* **Brief**:
Please return the entries, omitting and altering nothing.

+-------+

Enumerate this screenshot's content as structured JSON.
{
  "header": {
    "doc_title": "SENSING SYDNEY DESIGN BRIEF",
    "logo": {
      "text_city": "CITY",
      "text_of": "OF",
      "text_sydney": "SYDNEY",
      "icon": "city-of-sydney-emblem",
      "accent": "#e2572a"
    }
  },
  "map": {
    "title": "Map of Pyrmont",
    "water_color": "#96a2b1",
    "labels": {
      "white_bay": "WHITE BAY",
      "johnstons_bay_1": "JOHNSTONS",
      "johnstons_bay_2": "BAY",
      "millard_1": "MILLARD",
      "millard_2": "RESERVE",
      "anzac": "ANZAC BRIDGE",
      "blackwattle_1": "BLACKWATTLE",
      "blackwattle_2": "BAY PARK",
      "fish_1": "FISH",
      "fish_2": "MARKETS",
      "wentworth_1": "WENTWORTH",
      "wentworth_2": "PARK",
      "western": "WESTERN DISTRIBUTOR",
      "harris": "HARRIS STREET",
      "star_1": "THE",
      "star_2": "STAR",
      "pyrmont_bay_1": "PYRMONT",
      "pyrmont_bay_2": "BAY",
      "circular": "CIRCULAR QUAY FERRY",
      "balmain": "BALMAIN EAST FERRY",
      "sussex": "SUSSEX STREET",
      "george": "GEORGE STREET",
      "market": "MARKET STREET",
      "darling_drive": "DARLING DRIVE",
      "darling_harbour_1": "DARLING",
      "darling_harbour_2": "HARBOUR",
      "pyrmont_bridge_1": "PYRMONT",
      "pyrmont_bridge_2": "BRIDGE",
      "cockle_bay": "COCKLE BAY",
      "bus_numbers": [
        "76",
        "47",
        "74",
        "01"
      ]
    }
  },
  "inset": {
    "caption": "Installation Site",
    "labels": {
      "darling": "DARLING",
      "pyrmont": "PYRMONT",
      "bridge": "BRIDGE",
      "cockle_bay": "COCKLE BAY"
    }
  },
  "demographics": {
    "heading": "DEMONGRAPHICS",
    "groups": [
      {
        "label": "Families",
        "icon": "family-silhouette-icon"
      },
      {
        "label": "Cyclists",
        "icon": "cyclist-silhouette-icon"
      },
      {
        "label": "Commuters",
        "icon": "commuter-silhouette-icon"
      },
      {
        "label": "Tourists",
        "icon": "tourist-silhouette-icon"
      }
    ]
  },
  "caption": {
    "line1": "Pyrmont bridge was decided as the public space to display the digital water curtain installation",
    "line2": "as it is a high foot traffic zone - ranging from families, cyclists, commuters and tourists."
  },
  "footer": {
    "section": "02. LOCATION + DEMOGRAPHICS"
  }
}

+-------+

* **Task result**:
Enumerate this screenshot's content as structured JSON.
{
  "header": {
    "doc_title": "SENSING SYDNEY DESIGN BRIEF",
    "logo": {
      "text_city": "CITY",
      "text_of": "OF",
      "text_sydney": "SYDNEY",
      "icon": "city-of-sydney-emblem",
      "accent": "#e2572a"
    }
  },
  "map": {
    "title": "Map of Pyrmont",
    "water_color": "#96a2b1",
    "labels": {
      "white_bay": "WHITE BAY",
      "johnstons_bay_1": "JOHNSTONS",
      "johnstons_bay_2": "BAY",
      "millard_1": "MILLARD",
      "millard_2": "RESERVE",
      "anzac": "ANZAC BRIDGE",
      "blackwattle_1": "BLACKWATTLE",
      "blackwattle_2": "BAY PARK",
      "fish_1": "FISH",
      "fish_2": "MARKETS",
      "wentworth_1": "WENTWORTH",
      "wentworth_2": "PARK",
      "western": "WESTERN DISTRIBUTOR",
      "harris": "HARRIS STREET",
      "star_1": "THE",
      "star_2": "STAR",
      "pyrmont_bay_1": "PYRMONT",
      "pyrmont_bay_2": "BAY",
      "circular": "CIRCULAR QUAY FERRY",
      "balmain": "BALMAIN EAST FERRY",
      "sussex": "SUSSEX STREET",
      "george": "GEORGE STREET",
      "market": "MARKET STREET",
      "darling_drive": "DARLING DRIVE",
      "darling_harbour_1": "DARLING",
      "darling_harbour_2": "HARBOUR",
      "pyrmont_bridge_1": "PYRMONT",
      "pyrmont_bridge_2": "BRIDGE",
      "cockle_bay": "COCKLE BAY",
      "bus_numbers": [
        "76",
        "47",
        "74",
        "01"
      ]
    }
  },
  "inset": {
    "caption": "Installation Site",
    "labels": {
      "darling": "DARLING",
      "pyrmont": "PYRMONT",
      "bridge": "BRIDGE",
      "cockle_bay": "COCKLE BAY"
    }
  },
  "demographics": {
    "heading": "DEMONGRAPHICS",
    "groups": [
      {
        "label": "Families",
        "icon": "family-silhouette-icon"
      },
      {
        "label": "Cyclists",
        "icon": "cyclist-silhouette-icon"
      },
      {
        "label": "Commuters",
        "icon": "commuter-silhouette-icon"
      },
      {
        "label": "Tourists",
        "icon": "tourist-silhouette-icon"
      }
    ]
  },
  "caption": {
    "line1": "Pyrmont bridge was decided as the public space to display the digital water curtain installation",
    "line2": "as it is a high foot traffic zone - ranging from families, cyclists, commuters and tourists."
  },
  "footer": {
    "section": "02. LOCATION + DEMOGRAPHICS"
  }
}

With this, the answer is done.